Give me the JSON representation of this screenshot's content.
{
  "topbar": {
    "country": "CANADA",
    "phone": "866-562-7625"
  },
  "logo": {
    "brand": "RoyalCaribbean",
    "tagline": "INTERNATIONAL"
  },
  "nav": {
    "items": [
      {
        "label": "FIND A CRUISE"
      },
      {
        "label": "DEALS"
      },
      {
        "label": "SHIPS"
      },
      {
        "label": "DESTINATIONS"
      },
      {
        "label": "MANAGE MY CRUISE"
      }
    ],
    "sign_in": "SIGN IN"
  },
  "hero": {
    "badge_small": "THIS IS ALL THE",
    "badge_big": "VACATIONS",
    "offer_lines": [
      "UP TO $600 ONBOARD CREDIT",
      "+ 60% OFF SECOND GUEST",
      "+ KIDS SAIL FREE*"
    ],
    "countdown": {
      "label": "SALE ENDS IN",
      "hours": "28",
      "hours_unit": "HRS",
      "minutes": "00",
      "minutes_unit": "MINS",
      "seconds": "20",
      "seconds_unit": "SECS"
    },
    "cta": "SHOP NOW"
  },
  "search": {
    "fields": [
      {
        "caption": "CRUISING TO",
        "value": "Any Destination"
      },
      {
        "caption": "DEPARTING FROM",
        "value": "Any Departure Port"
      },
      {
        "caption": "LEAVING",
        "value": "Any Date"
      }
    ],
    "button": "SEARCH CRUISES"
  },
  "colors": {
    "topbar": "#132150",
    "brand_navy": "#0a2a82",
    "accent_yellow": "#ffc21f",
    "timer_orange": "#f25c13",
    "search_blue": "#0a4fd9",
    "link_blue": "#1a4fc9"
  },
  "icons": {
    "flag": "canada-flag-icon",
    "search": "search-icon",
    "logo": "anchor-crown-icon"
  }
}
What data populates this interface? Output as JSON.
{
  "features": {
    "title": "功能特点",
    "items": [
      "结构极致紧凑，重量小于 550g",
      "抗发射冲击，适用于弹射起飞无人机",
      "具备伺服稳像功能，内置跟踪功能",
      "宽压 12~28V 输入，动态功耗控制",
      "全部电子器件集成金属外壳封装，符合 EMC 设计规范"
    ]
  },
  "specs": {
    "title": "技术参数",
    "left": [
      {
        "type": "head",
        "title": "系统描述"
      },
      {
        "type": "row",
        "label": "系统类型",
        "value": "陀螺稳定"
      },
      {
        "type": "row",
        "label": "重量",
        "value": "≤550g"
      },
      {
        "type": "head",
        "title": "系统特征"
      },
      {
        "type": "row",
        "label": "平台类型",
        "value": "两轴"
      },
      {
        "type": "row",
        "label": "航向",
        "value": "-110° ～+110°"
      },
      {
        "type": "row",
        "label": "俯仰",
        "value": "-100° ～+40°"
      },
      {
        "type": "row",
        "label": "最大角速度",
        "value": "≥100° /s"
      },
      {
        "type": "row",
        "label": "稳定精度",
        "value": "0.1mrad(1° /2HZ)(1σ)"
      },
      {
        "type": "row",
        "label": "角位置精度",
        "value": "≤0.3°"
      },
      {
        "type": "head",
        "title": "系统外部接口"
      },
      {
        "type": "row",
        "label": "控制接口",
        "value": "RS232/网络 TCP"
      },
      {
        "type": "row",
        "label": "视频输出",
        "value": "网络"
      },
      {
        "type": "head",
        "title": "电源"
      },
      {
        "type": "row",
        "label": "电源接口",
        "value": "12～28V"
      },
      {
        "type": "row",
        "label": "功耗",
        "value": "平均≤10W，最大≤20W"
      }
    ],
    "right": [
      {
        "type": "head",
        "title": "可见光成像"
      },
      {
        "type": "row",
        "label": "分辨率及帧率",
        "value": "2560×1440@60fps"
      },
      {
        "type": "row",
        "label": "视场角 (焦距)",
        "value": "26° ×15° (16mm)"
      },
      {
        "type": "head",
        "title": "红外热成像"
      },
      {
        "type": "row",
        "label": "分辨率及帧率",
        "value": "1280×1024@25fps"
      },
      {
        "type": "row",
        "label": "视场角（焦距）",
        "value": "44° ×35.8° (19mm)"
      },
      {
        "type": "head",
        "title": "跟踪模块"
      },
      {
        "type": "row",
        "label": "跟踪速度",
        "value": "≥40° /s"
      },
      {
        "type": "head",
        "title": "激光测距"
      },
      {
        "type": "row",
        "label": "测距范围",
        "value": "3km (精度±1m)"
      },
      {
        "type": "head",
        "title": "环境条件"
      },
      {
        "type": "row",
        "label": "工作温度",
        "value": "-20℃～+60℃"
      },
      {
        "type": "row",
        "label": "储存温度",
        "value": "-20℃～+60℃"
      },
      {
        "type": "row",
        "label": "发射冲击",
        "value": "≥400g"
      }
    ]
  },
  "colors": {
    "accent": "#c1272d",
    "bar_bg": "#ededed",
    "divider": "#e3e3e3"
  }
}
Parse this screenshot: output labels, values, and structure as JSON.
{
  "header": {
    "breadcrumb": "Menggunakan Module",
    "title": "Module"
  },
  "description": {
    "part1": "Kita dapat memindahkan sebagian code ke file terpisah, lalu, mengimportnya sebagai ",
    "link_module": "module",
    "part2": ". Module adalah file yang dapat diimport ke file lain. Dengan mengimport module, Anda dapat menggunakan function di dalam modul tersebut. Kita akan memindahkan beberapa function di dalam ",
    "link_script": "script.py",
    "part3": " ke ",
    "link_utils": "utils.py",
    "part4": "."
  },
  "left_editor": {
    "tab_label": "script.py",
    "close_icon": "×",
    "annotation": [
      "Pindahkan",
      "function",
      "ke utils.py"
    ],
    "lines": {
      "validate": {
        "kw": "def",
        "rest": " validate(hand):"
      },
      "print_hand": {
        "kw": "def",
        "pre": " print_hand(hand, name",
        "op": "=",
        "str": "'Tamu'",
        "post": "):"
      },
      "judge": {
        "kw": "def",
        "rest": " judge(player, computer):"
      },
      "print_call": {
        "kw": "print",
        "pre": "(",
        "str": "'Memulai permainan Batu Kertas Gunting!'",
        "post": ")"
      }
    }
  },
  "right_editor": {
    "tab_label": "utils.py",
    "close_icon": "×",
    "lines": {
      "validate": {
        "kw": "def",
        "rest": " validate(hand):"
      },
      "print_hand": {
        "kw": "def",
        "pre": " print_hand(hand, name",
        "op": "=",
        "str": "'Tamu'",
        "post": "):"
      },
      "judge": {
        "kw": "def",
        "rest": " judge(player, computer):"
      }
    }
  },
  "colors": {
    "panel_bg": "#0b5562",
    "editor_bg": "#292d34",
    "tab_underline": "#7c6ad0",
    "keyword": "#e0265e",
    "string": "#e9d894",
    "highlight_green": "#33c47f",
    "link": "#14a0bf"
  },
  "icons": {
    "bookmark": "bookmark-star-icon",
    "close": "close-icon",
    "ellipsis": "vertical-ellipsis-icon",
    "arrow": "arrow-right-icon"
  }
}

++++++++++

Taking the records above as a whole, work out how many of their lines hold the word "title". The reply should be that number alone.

→ Solution for this exercise:
12